#### Try it:
Below are records; work out how many of their lines contain "delete" and give only that number.
Data to use START
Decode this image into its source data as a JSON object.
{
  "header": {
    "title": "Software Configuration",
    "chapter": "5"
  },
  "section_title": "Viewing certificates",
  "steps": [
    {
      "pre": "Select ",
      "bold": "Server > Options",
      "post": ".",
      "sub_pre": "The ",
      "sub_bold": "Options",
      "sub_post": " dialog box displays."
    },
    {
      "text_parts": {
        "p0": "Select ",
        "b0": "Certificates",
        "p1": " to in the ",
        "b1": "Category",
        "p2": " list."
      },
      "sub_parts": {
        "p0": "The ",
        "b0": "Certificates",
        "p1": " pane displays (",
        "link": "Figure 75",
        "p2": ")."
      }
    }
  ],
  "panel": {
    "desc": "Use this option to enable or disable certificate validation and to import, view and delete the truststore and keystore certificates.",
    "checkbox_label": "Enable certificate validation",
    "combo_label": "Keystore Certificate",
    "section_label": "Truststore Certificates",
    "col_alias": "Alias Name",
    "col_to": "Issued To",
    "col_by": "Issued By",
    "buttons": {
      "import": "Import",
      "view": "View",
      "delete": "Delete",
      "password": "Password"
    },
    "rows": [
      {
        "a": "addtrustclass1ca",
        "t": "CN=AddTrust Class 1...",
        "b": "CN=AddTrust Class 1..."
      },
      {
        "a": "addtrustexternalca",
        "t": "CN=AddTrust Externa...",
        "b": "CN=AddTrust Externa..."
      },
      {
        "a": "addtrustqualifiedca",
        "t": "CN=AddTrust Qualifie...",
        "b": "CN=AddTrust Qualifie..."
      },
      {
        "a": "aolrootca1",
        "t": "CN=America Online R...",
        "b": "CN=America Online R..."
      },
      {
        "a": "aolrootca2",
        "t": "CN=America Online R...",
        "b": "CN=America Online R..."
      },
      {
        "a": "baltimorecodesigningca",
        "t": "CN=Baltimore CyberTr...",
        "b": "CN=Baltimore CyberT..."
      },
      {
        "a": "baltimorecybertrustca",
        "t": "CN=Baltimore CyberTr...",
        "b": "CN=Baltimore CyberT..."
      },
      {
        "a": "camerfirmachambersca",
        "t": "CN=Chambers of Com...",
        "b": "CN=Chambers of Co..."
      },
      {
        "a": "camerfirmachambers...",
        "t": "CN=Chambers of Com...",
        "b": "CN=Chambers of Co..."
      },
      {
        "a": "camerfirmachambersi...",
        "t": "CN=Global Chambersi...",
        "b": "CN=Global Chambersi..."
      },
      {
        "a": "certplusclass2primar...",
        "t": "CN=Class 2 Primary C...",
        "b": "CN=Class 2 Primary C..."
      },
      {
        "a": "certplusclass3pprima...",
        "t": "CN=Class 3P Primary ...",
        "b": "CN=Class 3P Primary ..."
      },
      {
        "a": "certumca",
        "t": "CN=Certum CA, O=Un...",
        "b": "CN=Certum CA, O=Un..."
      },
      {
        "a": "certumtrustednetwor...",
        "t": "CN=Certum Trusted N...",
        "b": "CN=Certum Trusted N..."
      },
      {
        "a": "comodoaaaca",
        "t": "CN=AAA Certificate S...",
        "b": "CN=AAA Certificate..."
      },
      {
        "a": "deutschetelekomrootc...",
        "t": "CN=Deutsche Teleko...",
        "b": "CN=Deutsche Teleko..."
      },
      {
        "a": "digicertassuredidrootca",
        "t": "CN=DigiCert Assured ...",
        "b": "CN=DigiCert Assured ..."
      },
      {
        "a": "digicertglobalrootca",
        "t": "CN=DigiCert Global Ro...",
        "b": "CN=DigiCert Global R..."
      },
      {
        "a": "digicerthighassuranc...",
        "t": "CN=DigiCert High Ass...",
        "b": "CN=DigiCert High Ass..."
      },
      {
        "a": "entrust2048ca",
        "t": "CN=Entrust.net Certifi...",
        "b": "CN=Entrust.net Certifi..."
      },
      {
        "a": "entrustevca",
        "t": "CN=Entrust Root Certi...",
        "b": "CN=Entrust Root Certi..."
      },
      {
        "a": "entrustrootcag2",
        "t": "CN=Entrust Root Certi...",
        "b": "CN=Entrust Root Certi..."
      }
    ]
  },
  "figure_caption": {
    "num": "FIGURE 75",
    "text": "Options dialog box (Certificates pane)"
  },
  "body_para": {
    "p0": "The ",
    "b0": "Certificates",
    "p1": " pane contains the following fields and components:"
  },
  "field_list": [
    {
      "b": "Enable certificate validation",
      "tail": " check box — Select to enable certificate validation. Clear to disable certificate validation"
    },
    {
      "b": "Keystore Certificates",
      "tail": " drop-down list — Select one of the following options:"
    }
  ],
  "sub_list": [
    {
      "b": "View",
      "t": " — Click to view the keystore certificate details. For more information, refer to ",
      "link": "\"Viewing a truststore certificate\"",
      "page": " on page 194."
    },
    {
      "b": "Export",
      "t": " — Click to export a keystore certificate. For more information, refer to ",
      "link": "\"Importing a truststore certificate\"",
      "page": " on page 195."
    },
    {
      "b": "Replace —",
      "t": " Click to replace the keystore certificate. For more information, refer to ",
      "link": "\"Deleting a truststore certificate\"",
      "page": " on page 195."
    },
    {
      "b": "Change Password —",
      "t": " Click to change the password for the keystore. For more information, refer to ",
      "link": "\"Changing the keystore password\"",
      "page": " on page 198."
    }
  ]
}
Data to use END
#### Solution to this task:
2